SAN FRANCISCO (AP) -- Yvenson Bernard figured the only defense that could have stopped him in the Emerald Bowl was wearing the same uniform as he was.
Bernard rushed for 177 yards and a touchdown in his final college game, and Oregon State stopped Maryland's running game cold to emerge from a rainy baseball stadium with a 21-14 victory Friday night.
After carrying the ball 38 times and jumping four spots to sixth place on the Pac-10's career rushing yardage list, Bernard felt he had carved out a perfect ending to the Florida native's four-year stint in rural Oregon -- with plenty of help from his stalwart defense, of course.
"I always said I wouldn't want to run against our defense, and you just saw why," Bernard said. "I don't really worry about the records and all that. I just wanted to leave this program with a win, and I think we all did a great job, offensively and defensively."
Bernard teamed up with freshman James Rodgers, who rushed for a career-best 115 yards, caught an early TD pass and recovered Bernard's fumble for the second half's only score. With one defensive stand after another, the Beavers (9-4) extended the Pac-10's longest bowl winning streak to four and snapped Ralph Friedgen's three-game postseason winning streak at Maryland.
"That kid does it all," Bernard said of Rodgers. "He's definitely a threat, and you see what he causes on the offensive side. I can't imagine being a defense going against our offense."
The Beavers' vaunted rushing defense -- ranked second in the nation -- was just as good as Maryland feared, holding the Terrapins to 2 yards on the ground in the first three quarters. Maryland ended up with 19 yards on the ground.
"We didn't get much done after the first quarter," Friedgen said. "When you can never mount any type of running game at all, then you become one-dimensional, and it's easier to defend you. ... I don't think we played as well as we can play. There's still a consistency thing happening."
Oregon State finished with seven victories in its last eight games by surviving the unique challenges of the Emerald Bowl, where both teams stand on the same sideline at the San Francisco Giants' waterfront ballpark.
The unorthodox setup got even tougher when officials turned off the malfunctioning play clock in the third quarter. A light rain pelted the largely orange-clad crowd of 32,517 in the second half, with even Terrapins mascot Testudo donning a rain poncho over his shell.
Sean Canfield returned from a three-game injury absence to pass for 68 yards in relief of Lyle Moevao, who sprained his left ankle early in the second quarter. Canfield mostly did what Oregon State does best: Hand off to Bernard and Rodgers.

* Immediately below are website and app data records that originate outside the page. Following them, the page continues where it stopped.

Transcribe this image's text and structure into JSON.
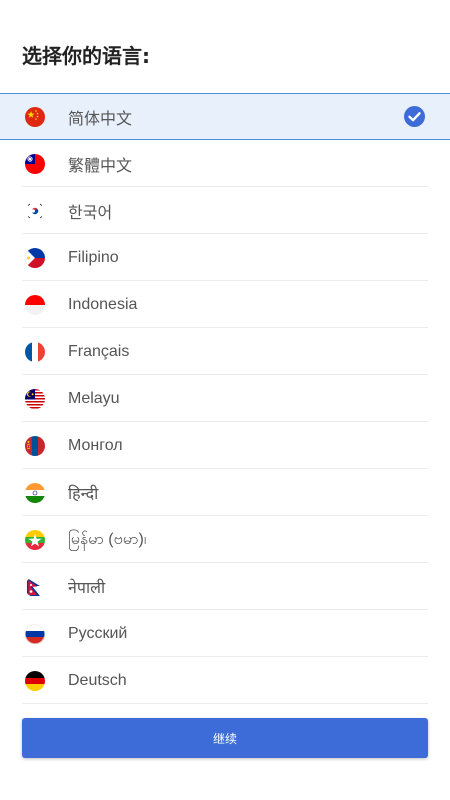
{
  "page": {
    "title": "选择你的语言:"
  },
  "languages": [
    {
      "label": "简体中文",
      "flag": "china-flag-icon",
      "selected": true
    },
    {
      "label": "繁體中文",
      "flag": "taiwan-flag-icon",
      "selected": false
    },
    {
      "label": "한국어",
      "flag": "south-korea-flag-icon",
      "selected": false
    },
    {
      "label": "Filipino",
      "flag": "philippines-flag-icon",
      "selected": false
    },
    {
      "label": "Indonesia",
      "flag": "indonesia-flag-icon",
      "selected": false
    },
    {
      "label": "Français",
      "flag": "france-flag-icon",
      "selected": false
    },
    {
      "label": "Melayu",
      "flag": "malaysia-flag-icon",
      "selected": false
    },
    {
      "label": "Монгол",
      "flag": "mongolia-flag-icon",
      "selected": false
    },
    {
      "label": "हिन्दी",
      "flag": "india-flag-icon",
      "selected": false
    },
    {
      "label": "မြန်မာ (ဗမာ)၊",
      "flag": "myanmar-flag-icon",
      "selected": false
    },
    {
      "label": "नेपाली",
      "flag": "nepal-flag-icon",
      "selected": false
    },
    {
      "label": "Русский",
      "flag": "russia-flag-icon",
      "selected": false
    },
    {
      "label": "Deutsch",
      "flag": "germany-flag-icon",
      "selected": false
    }
  ],
  "footer": {
    "continue_label": "继续"
  },
  "colors": {
    "accent": "#3d6bd8",
    "selected_background": "#e8f0fb",
    "selected_border": "#4a90d9",
    "check": "#3d6bd8"
  }
}
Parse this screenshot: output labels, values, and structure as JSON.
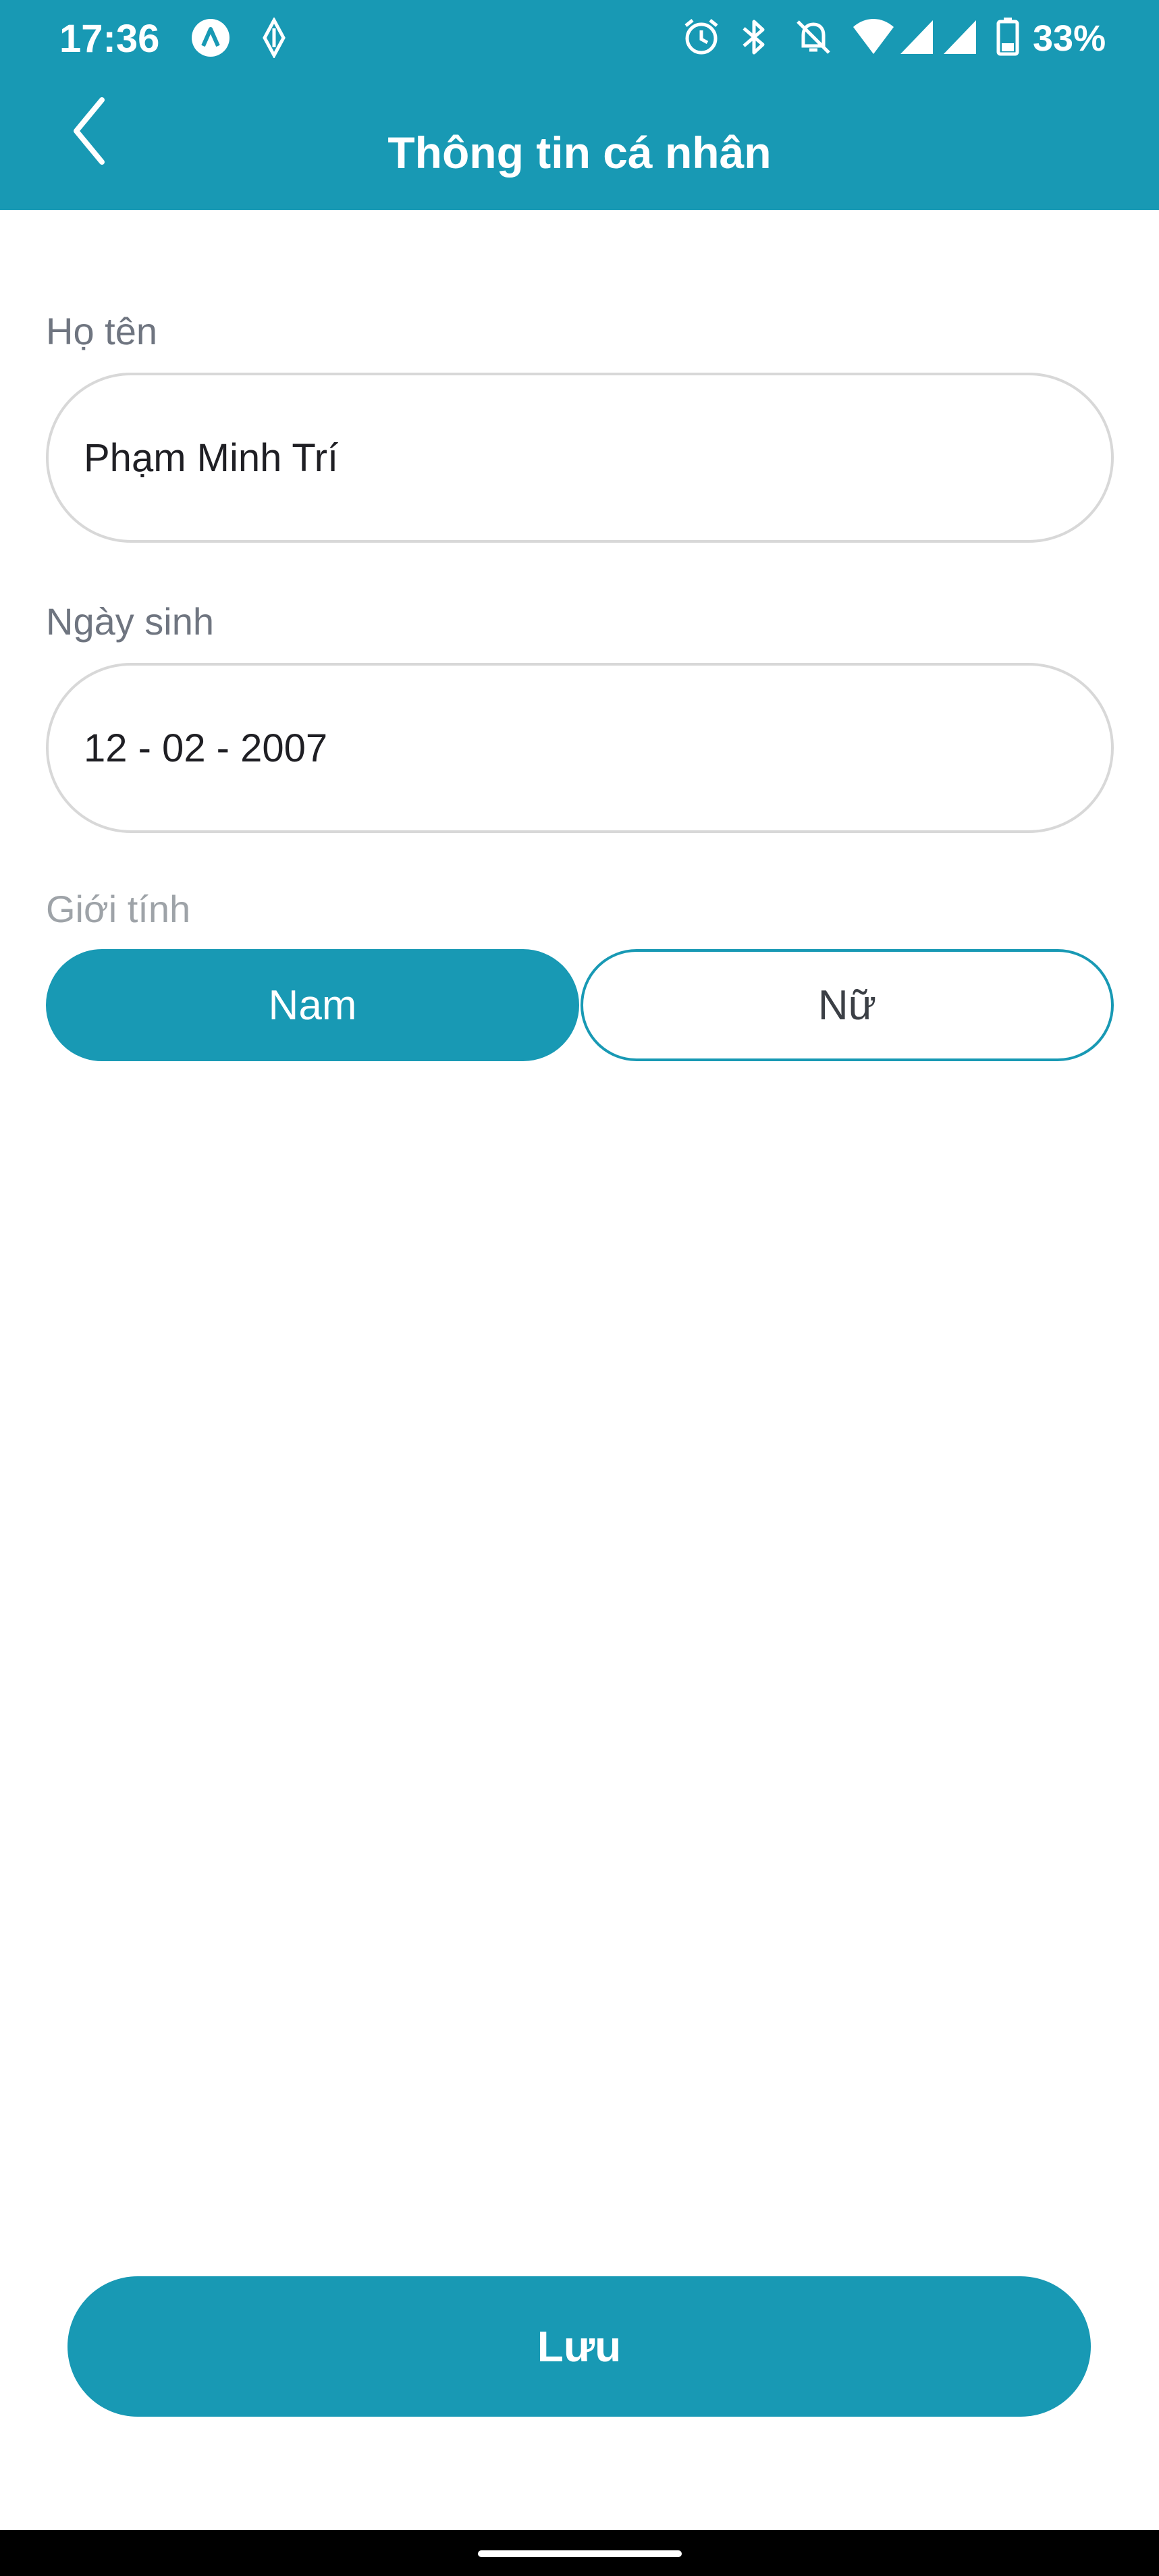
{
  "status_bar": {
    "time": "17:36",
    "battery": "33%",
    "icons": [
      "app-a-notification-icon",
      "app-diamond-notification-icon",
      "alarm-icon",
      "bluetooth-icon",
      "bell-muted-icon",
      "wifi-icon",
      "signal-icon",
      "signal-icon",
      "battery-icon"
    ]
  },
  "header": {
    "title": "Thông tin cá nhân",
    "back_icon": "chevron-left-icon"
  },
  "form": {
    "name": {
      "label": "Họ tên",
      "value": "Phạm Minh Trí"
    },
    "birthdate": {
      "label": "Ngày sinh",
      "value": "12 - 02 - 2007"
    },
    "gender": {
      "label": "Giới tính",
      "options": [
        "Nam",
        "Nữ"
      ],
      "selected": "Nam"
    }
  },
  "save_button": {
    "label": "Lưu"
  },
  "colors": {
    "primary": "#1899b4",
    "label": "#6f7580",
    "border": "#d8d8d8"
  }
}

Though the Beavers dominated much of the play, they only went ahead when Bernard's fumble at the goal line was recovered by Rodgers, who stretched out for a TD with 10 seconds left in the third quarter.
"I'm really proud of our football team for fighting through a strange game in a lot of ways," coach Mike Riley said. "I thought the defense got stronger and stronger as the game went on. ... Offensively, I couldn't describe what the formula is -- just getting the ball to Yvenson Bernard and James Rodgers as much as possible."
Bernard leapfrogged Arizona's Trung Canidate, UCLA's Gaston Green and USC stars Anthony Davis and Ricky Bell on the conference's career rushing chart with his workhorse performance.
With three final quarters of dismal offensive play, Maryland finished with a losing record for the third time in the last four seasons under Friedgen, who hadn't lost a bowl game since the Orange Bowl defeat six years ago after winning the Terps' last ACC title.
"We started off fast, and for whatever reason, we slowed down after that," Turner said. "They made some adjustments and changed some matchups, and they were physical late. ... We've just got to get on the same page. We've got to rebuild the chemistry. For whatever reason, it wasn't there after the first quarter, and it cost us."
Maryland opened the game with an impressive 11-play, 80-yard scoring drive capped by Williams' 9-yard TD catch. Turner went 6-of-7 on the drive, with Williams dropping his only incompletion.
After Canfield threw a TD pass to Rodgers, Turner hit Heyward-Bey in stride for a 63-yard TD pass down the sideline later in the first quarter, the second-longest scoring play in Maryland bowl history. But Turner also threw two interceptions in the second quarter, and Bernard tied it at 14 with a 2-yard TD run 16 seconds before halftime.